Source:
North Carolina (NoCar F 251 W4), Vol. 51 Issue 12, Dec 1993, p1-31, il
Record #:
2082
Author(s):
Abstract:
At the century's end, North Carolina's strong economy is fueled by such accomplishments as the Research Triangle Park, low unemployment, a strong banking system, business recruitment, and heavy foreign investment, including Japan's two billion dollars.
Source:
The State (NoCar F 251 S77), Vol. 62 Issue 8, Jan 1995, p26-31, il
Full Text:
Record #:
2122
Author(s):
Abstract:
While agricultural and manufacturing jobs have declined over the last twenty years, such other job sectors as government, retail, and service have grown, enabling the state to post a $650 million trade surplus
Record #:
2121
Author(s):
Abstract:
The state's 100 counties are divided into seven economic regions for the purpose of promoting each region to attract prospective employers.

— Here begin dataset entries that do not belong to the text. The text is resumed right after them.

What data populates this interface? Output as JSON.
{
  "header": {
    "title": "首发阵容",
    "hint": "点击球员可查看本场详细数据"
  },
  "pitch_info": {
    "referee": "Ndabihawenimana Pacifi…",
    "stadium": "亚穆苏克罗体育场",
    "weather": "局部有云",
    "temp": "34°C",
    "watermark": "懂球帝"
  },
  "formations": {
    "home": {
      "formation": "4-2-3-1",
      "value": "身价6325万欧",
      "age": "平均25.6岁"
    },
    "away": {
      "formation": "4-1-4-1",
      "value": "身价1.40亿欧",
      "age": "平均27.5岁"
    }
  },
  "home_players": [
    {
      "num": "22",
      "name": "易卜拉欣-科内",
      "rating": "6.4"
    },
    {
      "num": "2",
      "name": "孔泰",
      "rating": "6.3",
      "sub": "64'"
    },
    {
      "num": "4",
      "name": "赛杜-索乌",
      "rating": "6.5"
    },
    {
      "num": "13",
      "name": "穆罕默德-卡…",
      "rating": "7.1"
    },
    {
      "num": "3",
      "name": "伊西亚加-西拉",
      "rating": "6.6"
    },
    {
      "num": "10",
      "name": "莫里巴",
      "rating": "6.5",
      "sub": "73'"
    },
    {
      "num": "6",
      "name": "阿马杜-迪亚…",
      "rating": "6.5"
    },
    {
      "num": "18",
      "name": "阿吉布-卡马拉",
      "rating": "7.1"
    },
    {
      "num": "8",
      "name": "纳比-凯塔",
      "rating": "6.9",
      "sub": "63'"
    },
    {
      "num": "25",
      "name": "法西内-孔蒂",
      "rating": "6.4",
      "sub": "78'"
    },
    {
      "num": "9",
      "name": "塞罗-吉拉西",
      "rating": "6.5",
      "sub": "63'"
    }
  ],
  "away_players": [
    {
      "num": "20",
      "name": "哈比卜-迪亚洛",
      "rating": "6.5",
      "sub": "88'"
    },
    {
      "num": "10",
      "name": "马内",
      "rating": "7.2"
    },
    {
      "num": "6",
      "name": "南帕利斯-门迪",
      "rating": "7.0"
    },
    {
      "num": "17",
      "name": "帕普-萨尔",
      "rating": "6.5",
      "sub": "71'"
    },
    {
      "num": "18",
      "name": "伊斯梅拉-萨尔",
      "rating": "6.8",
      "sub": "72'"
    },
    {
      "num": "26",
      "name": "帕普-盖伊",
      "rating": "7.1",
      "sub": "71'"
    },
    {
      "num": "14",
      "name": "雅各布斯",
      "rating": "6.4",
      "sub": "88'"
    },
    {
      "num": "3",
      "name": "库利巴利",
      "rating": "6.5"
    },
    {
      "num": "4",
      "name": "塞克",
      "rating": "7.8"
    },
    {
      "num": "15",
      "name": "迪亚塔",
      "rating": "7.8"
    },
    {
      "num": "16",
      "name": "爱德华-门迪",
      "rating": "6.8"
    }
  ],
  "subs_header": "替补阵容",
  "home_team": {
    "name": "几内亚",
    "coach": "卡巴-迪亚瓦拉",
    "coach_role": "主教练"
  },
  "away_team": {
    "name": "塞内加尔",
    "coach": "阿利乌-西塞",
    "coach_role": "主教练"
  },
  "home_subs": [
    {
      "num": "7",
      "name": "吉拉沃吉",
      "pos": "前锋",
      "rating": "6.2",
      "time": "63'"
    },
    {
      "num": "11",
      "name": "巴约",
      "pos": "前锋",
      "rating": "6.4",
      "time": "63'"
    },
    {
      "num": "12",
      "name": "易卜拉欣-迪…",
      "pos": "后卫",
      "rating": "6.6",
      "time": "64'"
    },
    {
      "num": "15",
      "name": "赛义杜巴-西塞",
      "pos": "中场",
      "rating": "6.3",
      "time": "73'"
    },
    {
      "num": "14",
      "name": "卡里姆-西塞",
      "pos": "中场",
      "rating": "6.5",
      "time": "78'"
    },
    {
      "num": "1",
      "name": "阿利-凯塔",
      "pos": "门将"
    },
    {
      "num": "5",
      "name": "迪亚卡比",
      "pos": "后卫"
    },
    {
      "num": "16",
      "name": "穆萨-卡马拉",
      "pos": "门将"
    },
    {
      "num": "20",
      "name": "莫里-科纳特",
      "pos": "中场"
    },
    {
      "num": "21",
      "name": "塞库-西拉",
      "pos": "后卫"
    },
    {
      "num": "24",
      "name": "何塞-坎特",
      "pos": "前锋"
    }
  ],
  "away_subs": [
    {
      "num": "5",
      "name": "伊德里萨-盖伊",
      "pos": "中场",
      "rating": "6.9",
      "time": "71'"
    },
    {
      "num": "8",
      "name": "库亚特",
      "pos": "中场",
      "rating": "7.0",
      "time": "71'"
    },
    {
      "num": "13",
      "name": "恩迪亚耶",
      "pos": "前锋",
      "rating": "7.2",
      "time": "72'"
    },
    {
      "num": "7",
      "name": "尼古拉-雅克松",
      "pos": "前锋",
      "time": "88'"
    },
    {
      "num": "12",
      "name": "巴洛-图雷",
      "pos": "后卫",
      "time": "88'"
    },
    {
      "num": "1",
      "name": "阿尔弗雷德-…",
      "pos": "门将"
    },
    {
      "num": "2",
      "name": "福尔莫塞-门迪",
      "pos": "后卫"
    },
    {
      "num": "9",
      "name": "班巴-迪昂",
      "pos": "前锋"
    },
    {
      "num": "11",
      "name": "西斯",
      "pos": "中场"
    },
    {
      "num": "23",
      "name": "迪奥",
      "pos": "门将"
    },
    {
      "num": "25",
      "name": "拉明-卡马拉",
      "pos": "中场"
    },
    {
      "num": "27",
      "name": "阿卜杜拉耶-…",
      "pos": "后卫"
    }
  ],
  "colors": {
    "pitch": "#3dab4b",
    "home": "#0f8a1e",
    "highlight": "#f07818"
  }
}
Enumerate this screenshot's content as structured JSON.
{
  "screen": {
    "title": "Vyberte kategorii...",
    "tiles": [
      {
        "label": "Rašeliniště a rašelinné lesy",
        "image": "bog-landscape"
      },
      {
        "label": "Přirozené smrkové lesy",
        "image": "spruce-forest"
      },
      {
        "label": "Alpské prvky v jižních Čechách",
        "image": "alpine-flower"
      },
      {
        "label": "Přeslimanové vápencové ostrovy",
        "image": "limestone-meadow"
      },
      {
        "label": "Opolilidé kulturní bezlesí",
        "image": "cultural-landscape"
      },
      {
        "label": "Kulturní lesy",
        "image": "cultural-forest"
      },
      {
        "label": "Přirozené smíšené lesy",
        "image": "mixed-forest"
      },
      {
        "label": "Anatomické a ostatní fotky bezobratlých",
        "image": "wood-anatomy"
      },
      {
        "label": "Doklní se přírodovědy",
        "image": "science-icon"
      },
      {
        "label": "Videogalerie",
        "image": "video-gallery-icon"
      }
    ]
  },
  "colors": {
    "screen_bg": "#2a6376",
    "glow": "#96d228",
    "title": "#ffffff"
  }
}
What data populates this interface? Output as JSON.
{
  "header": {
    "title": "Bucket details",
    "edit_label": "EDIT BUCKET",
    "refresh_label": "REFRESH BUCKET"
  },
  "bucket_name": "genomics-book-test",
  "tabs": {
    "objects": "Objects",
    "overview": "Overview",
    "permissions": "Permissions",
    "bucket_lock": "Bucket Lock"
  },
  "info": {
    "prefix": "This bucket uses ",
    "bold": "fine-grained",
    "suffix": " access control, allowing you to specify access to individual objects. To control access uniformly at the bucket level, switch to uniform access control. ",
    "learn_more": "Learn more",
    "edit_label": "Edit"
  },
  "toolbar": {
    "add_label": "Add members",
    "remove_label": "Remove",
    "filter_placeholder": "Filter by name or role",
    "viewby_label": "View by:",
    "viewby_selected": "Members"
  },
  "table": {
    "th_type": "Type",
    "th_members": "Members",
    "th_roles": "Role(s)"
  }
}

Regional financing comes from local and state governments and businesses.
Record #:
2287
Author(s):
Abstract:
Using figures from the U.S. Department of Commerce, the Employment Security Commission, and the N.C. Department of Revenue, Greenville economist Dr. James Kleckley, has projected growth rates for the state's 100 counties up to the year 2000.
Record #:
2596
Author(s):
Abstract:
The William C. Friday Fellowship for Human Relations is a two-year program designed to give emerging leaders an understanding of economic and social issues facing the state.
Source:
Business North Carolina (NoCar HF 5001 B8x), Vol. 15 Issue 11, Nov 1995, p54-56,58-59,61-62, por Periodical Website
Record #:
2670
Author(s):
Abstract:
The state's seven regional partnerships are profiled in terms of population, per capita income, employment by industry, employment, and retail sales for the years 1985, 1995, and 2005.
Source:
Business North Carolina (NoCar HF 5001 B8x), Vol. 16 Issue 2, Feb 1996, p26-29,31,35,37,39,40-41,43, por Periodical Website
Record #:
2687
Author(s):
Abstract:
The state's one hundred counties are profiled in terms of population, civilian labor force, building permits, per capita income, and population using food stamps.
Source:
Record #:
3068
Author(s):
Abstract:
Some of the state's industries, including furniture, textiles, and tobacco, have declined in recent years, but newer industries, including biotechnology, telecommunications, and auto-parts manufacturing, are rising stars in the state's economy.
Source:
North Carolina (NoCar F 251 W4), Vol. 54 Issue 11, Nov 1996, p12,14,16,18,20,22, il